In the weeks leading up to that interview I had begun to face the possibility that my daily writing spree was going to be reduced once again to stolen moments here and there. Not that stolen moments are impossible to work around–I’ve written two novels and several plays under those constraints–but the luxury of stretching out in my office for hours on end will be hard to give up. And I don’t need the money that badly, not yet.

So a quick survey of what I’m up to: on Sundays I dig through my photo archives and find pretty pictures I have taken throughout my life, up to the point where I joined Instagram and started doing posting things in real time.

On Tuesdays (today!) I dig a little bit into my mind and lay it out here. Just a little, though. You aren’t here for me. Or at least you shouldn’t be.

Fridays I publish fiction. I’ve been doing one a week for the past few weeks, and hope to sustain this pace for as long as possible.

That leaves the other days open for longer-term projects. I’m still working on editing Tantibus, the novel I wrote last year; and its sequel, Allegiance, for which a rough draft is about halfway done. I’m also polishing a couple of old plays that I hope to e-publish. Who knows, somebody might even perform them (I’ll waive royalties to anyone who really does stage them!).

About four years ago, mostly during lunch breaks, I wrote a novel that I refused to share with anyone. I had my reasons: it was a significant departure for me stylistically; I wasn’t comfortable with some of the themes; and there was a giant hole in my knowledge about the subject that I tried to finesse but wasn’t sure I had succeeded in doing. Also, because I wrote in a hurry, usually with a tuna sandwich next to the keyboard (lunchtime, remember), the writing itself was thin.

But when I finished the first draft I did tell my loved ones that I had written one (“I’m not going to let you read it so don’t ask, but I want you to know I finished a novel. Fifty-five thousand words.”) if only so they could understand why I was so proud of myself.

I promised that I would revisit the story when things quieted down, but they never actually did. From time to time I would open the file, navigate to my favorite chapters, and glance sadly at the ones that desperately needed work. And then one day I got a new computer, and somewhere between one machine and the other the entire novel disappeared, even from the cloud and Dropbox. Just poof!

I wasn’t even sad. I was never going to show it to anyone, I said to myself, so it was best to let go. And the next day I got to work in earnest on Tantibus, which I did show to my loved ones.

But in the past few weeks my lost novel has come back to me. There were some powerful images in it, and more than a few compelling characters. I had some time to reflect while walking on the beach a few days ago, and I realized that the huge hole in my knowledge that bedeviled my first attempt has been largely filled up by life experience, and I could probably now tackle it head on.

Yesterday I opened a new file and reintroduced myself to Alison Britten and her sister Shelly.
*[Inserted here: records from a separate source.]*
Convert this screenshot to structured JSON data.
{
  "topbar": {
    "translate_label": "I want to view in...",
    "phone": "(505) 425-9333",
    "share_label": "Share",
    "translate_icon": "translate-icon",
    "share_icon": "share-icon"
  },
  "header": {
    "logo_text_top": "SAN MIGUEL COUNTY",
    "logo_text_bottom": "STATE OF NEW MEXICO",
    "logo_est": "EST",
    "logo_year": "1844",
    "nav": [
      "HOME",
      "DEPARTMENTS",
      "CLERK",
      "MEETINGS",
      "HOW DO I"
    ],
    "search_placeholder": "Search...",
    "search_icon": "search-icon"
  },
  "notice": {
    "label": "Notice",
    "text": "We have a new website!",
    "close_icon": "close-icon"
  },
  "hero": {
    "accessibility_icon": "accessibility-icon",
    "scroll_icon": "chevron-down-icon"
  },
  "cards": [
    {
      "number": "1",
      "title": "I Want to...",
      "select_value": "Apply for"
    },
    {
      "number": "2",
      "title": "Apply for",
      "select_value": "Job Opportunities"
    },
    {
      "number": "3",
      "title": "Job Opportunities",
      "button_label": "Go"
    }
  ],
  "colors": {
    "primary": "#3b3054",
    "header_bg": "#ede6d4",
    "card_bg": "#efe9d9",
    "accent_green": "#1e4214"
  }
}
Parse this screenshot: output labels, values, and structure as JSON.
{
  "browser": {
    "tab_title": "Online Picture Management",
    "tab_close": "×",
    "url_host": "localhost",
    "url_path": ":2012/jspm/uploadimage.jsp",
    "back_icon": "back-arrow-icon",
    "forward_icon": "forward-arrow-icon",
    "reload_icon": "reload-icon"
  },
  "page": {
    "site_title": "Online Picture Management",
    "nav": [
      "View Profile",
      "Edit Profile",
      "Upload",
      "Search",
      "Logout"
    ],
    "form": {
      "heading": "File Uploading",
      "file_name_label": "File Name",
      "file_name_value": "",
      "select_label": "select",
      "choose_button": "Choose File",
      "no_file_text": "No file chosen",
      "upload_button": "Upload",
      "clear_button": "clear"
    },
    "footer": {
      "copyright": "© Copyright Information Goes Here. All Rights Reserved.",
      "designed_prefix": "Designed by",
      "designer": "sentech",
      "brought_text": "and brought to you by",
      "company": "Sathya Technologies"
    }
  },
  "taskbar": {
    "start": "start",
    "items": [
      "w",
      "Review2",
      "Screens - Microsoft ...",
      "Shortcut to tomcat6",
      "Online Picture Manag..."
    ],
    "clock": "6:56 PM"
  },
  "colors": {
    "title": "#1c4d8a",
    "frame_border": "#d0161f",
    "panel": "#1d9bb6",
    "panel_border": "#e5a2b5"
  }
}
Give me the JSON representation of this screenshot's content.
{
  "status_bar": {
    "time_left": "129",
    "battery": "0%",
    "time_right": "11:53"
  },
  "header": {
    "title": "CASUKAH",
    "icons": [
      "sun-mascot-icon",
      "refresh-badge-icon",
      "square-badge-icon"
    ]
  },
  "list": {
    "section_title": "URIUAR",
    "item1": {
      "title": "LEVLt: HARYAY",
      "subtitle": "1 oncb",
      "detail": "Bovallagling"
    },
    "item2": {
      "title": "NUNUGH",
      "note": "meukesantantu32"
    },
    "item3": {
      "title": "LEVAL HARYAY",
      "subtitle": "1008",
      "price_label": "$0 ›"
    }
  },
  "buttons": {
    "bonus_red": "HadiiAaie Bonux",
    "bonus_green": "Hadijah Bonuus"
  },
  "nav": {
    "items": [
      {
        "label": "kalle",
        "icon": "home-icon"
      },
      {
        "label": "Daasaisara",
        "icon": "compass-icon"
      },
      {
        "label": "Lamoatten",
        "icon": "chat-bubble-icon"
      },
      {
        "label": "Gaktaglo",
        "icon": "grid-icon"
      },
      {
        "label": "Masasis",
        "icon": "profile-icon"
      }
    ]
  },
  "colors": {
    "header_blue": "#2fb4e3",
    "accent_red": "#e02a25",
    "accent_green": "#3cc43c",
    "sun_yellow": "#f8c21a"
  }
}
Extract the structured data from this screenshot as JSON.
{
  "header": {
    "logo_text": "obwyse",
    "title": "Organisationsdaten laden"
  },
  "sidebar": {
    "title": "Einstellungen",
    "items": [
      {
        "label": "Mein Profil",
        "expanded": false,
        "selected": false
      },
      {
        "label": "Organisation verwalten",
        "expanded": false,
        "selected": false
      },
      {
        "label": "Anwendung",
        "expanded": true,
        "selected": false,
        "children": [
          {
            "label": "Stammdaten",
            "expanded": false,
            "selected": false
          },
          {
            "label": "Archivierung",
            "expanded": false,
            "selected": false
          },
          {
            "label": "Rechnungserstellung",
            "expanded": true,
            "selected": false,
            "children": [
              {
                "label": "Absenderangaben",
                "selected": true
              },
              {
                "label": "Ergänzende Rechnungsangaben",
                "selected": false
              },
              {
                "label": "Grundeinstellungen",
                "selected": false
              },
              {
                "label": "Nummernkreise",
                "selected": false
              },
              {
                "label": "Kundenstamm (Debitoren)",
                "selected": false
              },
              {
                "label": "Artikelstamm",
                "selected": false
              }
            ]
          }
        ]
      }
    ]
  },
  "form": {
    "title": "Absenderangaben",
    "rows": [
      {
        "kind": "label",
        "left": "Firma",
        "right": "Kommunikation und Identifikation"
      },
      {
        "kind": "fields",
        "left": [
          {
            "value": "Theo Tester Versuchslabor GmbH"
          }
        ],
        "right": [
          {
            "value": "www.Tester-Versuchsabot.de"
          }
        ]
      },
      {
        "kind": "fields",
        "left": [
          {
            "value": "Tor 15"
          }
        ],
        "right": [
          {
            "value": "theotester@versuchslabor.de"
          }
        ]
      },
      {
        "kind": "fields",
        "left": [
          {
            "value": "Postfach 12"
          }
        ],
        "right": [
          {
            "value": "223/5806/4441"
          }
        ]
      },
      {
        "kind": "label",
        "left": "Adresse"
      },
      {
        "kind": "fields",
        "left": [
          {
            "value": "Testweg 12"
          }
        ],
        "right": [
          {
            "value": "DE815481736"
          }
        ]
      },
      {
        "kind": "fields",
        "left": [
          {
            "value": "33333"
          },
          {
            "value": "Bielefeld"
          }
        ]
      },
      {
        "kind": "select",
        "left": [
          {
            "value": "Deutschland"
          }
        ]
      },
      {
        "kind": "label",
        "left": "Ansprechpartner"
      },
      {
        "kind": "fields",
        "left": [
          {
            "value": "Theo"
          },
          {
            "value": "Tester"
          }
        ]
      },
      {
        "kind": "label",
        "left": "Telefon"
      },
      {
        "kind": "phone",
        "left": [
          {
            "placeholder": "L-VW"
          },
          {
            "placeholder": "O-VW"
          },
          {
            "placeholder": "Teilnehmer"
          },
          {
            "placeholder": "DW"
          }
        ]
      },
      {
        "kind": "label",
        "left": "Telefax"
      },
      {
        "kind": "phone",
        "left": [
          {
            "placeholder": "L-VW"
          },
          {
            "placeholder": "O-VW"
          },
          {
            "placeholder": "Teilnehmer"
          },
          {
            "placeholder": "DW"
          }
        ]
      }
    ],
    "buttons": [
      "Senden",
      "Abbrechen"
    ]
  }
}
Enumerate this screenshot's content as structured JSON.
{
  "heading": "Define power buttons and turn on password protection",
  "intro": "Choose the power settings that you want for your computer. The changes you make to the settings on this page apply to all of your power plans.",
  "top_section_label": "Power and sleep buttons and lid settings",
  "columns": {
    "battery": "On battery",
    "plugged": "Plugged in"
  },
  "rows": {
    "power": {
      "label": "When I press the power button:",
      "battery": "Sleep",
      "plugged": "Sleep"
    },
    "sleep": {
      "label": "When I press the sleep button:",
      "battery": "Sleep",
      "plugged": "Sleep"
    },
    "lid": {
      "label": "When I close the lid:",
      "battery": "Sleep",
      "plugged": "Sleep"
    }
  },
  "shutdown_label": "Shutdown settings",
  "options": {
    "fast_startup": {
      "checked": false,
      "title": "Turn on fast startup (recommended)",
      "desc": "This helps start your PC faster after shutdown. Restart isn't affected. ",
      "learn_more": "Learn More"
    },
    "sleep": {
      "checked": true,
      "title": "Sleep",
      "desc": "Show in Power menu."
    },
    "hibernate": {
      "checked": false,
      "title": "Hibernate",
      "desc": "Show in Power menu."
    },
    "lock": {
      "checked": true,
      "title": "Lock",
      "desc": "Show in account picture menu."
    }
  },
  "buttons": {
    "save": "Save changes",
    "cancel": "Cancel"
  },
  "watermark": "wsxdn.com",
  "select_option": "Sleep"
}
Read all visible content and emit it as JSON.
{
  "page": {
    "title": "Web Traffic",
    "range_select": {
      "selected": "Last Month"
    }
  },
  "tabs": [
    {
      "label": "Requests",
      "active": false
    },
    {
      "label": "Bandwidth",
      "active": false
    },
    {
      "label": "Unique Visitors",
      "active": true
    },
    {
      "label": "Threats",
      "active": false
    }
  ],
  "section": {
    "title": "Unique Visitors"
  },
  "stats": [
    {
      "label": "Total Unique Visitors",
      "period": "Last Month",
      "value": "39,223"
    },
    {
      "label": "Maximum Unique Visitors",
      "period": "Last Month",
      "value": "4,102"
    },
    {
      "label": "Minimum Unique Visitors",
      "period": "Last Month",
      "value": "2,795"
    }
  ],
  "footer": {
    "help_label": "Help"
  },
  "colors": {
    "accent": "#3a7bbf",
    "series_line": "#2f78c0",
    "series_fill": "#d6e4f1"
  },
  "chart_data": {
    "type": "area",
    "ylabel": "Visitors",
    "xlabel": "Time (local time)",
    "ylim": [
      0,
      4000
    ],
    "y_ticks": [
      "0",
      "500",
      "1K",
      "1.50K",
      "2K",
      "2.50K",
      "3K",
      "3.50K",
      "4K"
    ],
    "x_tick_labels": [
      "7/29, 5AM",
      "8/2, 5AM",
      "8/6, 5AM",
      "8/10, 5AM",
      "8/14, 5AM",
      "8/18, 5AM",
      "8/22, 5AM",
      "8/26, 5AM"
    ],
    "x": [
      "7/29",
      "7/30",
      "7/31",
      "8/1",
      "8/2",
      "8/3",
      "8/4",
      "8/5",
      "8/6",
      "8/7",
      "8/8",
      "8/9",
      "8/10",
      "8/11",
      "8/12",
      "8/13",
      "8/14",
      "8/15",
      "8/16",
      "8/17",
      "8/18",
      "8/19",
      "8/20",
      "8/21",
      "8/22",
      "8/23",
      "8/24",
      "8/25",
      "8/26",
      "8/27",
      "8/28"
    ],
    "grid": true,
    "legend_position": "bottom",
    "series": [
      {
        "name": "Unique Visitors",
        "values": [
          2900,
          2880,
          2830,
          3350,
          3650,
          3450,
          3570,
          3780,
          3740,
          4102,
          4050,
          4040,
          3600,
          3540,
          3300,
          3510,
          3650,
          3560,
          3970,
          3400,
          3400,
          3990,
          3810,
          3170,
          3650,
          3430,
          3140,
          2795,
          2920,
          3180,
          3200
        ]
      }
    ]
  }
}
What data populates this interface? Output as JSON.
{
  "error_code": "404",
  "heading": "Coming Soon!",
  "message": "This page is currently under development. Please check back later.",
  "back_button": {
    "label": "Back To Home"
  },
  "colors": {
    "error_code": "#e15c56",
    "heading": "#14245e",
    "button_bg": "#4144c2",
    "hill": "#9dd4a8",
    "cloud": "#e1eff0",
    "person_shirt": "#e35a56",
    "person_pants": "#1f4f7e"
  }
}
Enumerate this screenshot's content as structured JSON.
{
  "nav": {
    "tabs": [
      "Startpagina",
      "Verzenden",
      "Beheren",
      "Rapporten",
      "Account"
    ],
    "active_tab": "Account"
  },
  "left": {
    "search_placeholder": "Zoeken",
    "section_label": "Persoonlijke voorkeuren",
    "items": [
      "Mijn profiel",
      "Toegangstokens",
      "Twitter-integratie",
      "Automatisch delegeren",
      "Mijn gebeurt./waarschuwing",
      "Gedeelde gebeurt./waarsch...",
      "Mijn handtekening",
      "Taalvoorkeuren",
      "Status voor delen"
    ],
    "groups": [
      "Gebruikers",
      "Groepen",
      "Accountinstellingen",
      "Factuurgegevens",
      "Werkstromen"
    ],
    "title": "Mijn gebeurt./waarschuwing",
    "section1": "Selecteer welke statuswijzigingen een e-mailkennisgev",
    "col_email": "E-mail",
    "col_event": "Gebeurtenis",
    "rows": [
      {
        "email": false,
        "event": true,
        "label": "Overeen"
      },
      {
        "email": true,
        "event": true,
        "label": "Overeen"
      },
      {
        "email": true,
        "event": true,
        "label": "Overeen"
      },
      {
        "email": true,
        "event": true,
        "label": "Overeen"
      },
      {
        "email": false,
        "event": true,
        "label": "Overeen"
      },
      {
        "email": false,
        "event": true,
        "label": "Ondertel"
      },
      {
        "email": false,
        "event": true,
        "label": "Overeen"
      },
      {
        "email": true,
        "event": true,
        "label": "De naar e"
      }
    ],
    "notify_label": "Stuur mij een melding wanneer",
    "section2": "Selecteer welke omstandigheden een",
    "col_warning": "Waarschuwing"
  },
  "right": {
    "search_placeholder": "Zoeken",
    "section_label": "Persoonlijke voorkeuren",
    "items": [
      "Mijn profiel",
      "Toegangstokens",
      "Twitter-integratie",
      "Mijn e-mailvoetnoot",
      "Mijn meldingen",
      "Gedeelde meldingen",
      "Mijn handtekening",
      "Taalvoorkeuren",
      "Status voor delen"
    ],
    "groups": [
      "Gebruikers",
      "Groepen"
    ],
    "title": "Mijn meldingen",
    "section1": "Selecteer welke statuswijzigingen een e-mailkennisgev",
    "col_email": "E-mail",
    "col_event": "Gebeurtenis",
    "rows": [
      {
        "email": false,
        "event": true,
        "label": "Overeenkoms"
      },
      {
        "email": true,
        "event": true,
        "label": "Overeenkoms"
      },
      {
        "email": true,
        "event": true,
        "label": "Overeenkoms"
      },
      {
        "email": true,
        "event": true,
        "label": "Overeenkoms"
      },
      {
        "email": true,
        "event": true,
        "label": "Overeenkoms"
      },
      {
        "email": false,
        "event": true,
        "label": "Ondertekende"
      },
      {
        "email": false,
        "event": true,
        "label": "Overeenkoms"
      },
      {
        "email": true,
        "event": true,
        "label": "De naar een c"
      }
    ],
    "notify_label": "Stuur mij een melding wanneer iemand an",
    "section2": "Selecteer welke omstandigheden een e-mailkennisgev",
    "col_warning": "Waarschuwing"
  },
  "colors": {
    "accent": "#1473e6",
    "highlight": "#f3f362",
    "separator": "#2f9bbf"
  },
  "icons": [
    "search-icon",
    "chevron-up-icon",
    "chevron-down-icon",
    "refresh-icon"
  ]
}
In the intervening years my original title was stolen by a not-very-good television show, so I’ll have to think of a new one, but the girls remain themselves, and their story still resonates with me, and this time I hope to do them justice.

So long as I have the time.